If you searched a little more, you found an article (it was probably at Ubuntu Wiki or something close to that) that tells you to use the graphical (software) update tool with a special switch (launched from the command line), which makes the update tool upgrade your whole Ubuntu version, including editing the sources file.
sudo sed -e ’s/\sdapper/ edgy/g’ -i /etc/apt/sources.list
That's dapper -> edgy. If you want to upgrade to feisty, and you're using dapper, you need to upgrade dapper -> edgy then edgy -> feisty, which in my opinion takes a whole lot of time and can cause a lot of trouble (or then not, who knows). I'm not sure if Dapper has this "web upgrade" functionality really working, I think it was only in Edgy that it was "supported". It still probably works, yes, but things have changed between the versions and you are likely to get some trouble that you need to fix manually.

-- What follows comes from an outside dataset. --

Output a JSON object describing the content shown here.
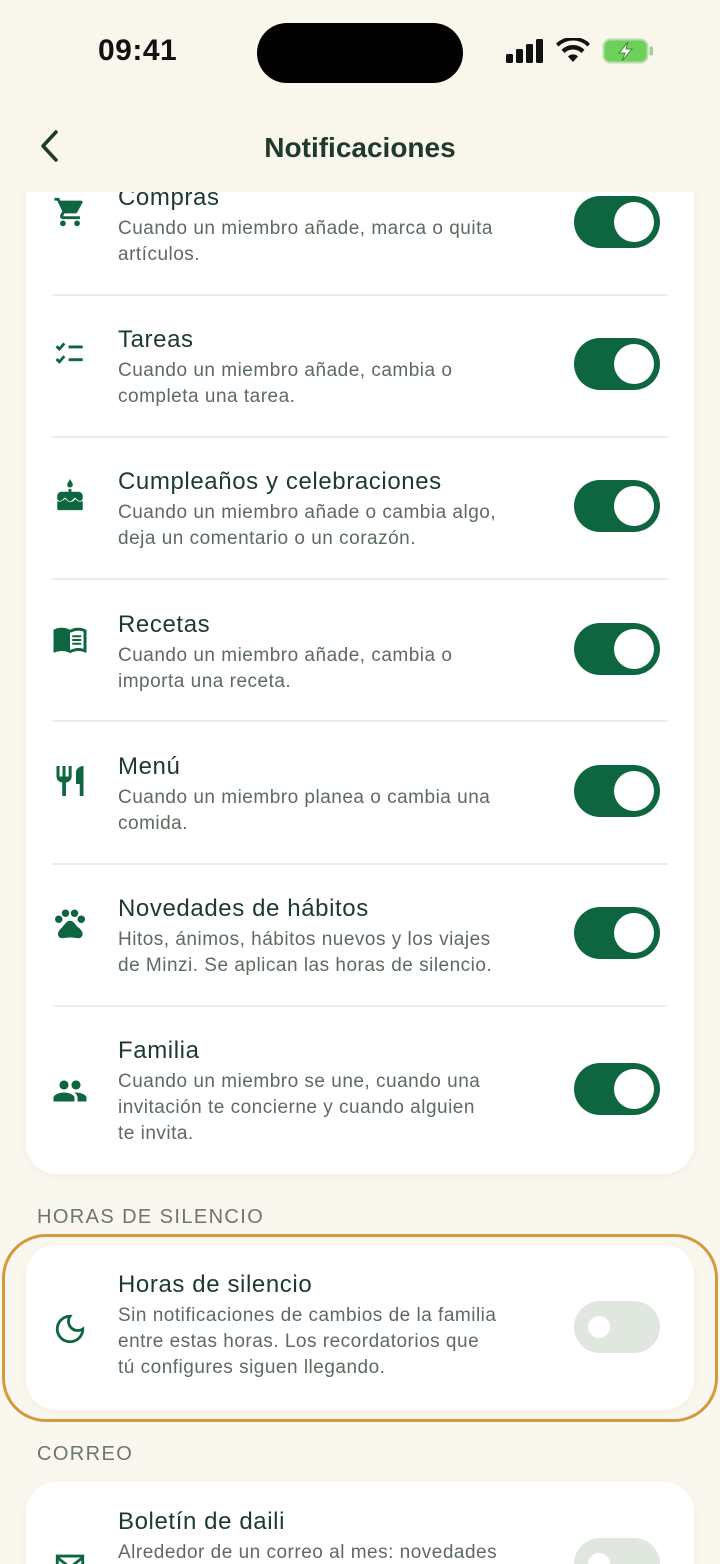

For the sed command, read
to understand what it does and then why it doesn't work for you..it's probably just faster to go trough the file manually, there are really not that much words..and you can use a regular text editor with search&replace and replace every "dapper" with "edgy" (and later on "edgy" with "feisty" - you can't probably do this directly "dapper" - "feisty", but need to do it one version at a time), and it should work almost as easily as with sed.

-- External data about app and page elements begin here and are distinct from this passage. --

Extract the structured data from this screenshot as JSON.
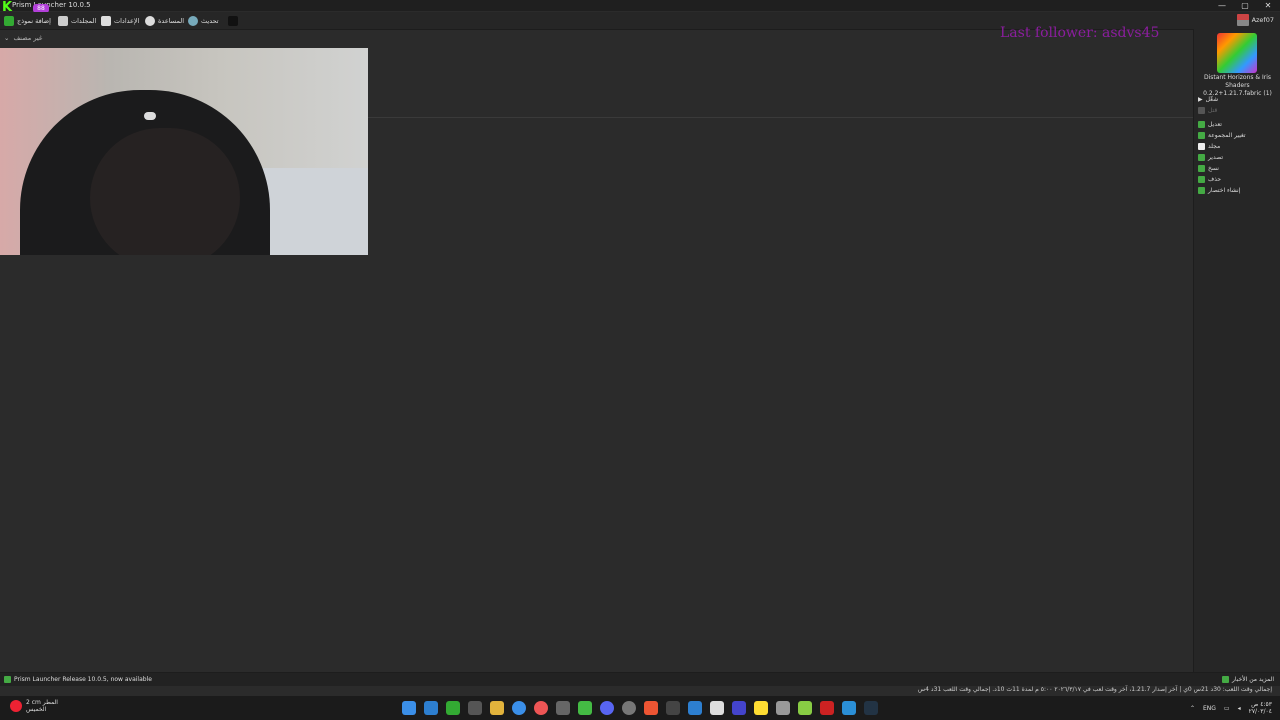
{
  "window": {
    "title": "Prism Launcher 10.0.5",
    "controls": [
      "—",
      "▢",
      "✕"
    ]
  },
  "overlay": {
    "kick_logo": "K",
    "kick_badge": "88",
    "last_follower": "Last follower: asdvs45"
  },
  "toolbar": {
    "add_instance": "إضافة نموذج",
    "folders": "المجلدات",
    "settings": "الإعدادات",
    "help": "المساعدة",
    "update": "تحديث",
    "username": "Azef07"
  },
  "main": {
    "group_label": "غير مصنف"
  },
  "sidebar": {
    "instance_name": "Distant Horizons & Iris Shaders 0.2.2+1.21.7.fabric (1)",
    "items": [
      {
        "label": "شغّل",
        "enabled": true,
        "icon": "play-icon"
      },
      {
        "label": "قتل",
        "enabled": false,
        "icon": "kill-icon"
      },
      {
        "label": "تعديل",
        "enabled": true,
        "icon": "edit-icon"
      },
      {
        "label": "تغيير المجموعة",
        "enabled": true,
        "icon": "group-icon"
      },
      {
        "label": "مجلد",
        "enabled": true,
        "icon": "folder-icon"
      },
      {
        "label": "تصدير",
        "enabled": true,
        "icon": "export-icon"
      },
      {
        "label": "نسخ",
        "enabled": true,
        "icon": "copy-icon"
      },
      {
        "label": "حذف",
        "enabled": true,
        "icon": "delete-icon"
      },
      {
        "label": "إنشاء اختصار",
        "enabled": true,
        "icon": "shortcut-icon"
      }
    ]
  },
  "status": {
    "update_notice": "Prism Launcher Release 10.0.5, now available",
    "news": "المزيد من الأخبار",
    "playtime": "إجمالي وقت اللعب: 30د 21س 0ي | آخر إصدار 1.21.7، آخر وقت لعب في ٢٠٢٦/٣/١٧ ٥:٠٠ م لمدة 11ث 10د. إجمالي وقت اللعب 31د 4س"
  },
  "taskbar": {
    "weather_temp": "2 cm المطر",
    "weather_desc": "الخميس",
    "language": "ENG",
    "time": "٤:٥٣ ص",
    "date": "٢٧/٠٣/٠٤"
  },
  "colors": {
    "background": "#2b2b2b",
    "follower_text": "#8b1e9e",
    "kick_green": "#53fc18"
  }
}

Well, like I said, it's going to be a hard process. It takes time to load all the stuff from the web, twice if you want Feisty, and if your network happened to get cut in the middle of it (or some packages trashed), you would have to start it all over, cleaning the half-done upgrade traces first. A friendly advice: only do the downloading once, like you did with the Feisty disc, find out why it won't work properly (I'll have one advice lower on) and do a clean upgrade, along with formatting of your root and boot partitions, and have tons less trouble, plus spare a lot of time.
Why the Feisty disc won't boot..well, there can be a number of reasons, but I'd start off with video card. It's the most common reason. It's rather easy to ensure that; first calculate the md5sums and ensure they're ok (if you can, for the image you burnt the disc from, and if it's ok, then for the disk itself -- there should be md5sums on the disk also). Boot the disk and from the prompt hilight the "safe graphics" option (second topmost, if I'm right). Don't boot it yet; at the bottom of the screen you see some Fn keys along with their explanations; use the Fn key mentioned there to set your resolution to some very low (vesa-compatible) value, preferrably 800x600x16. Then hit the other Fn key that lets you edit the kernel commans before booting (you should now have the safe graphics boot line hilighted from the menu, before editing); alter the line by replacing the word "splash" with "nosplash". This disables the graphical loading screen, allowing you to see boot messages. The low resolution, on the other hand, ensures that your resolution is not causing trouble. Now hit enter to boot, and see if it gets farther..it did for me, on several machines that had this kinds of problems (no idea why graphics card/drivers can cause that many different kinds of problems, crashes and errors, but it seems they did..after setup, everything worked fine on high res).
Another trick to try is simply to download the Alternate install disc. It allows for text-mode installation, thus passing by possible graphics trouble during setup; after the setup you can configure (unless the setup does it for you already) your graphics devices, resolutions etc. as much as you want, but anyway the hardest part can be passed because during the setup you can't do too much magic with the graphics settings.
Software upgrade (trough package manager) might be "supported" by Ubuntu (I know it even notices you there's a new version, in Edgy and later, and asks if you want to upgrade to that), but it's still not half as good as a clean install from a setup disc, formatting the root and boot filesystems (if you have separate /home, don't format it - keep your settings and files); that ensures your system is installed properly, there are no traces of the old system messing things up, and you need to spend less time downloading.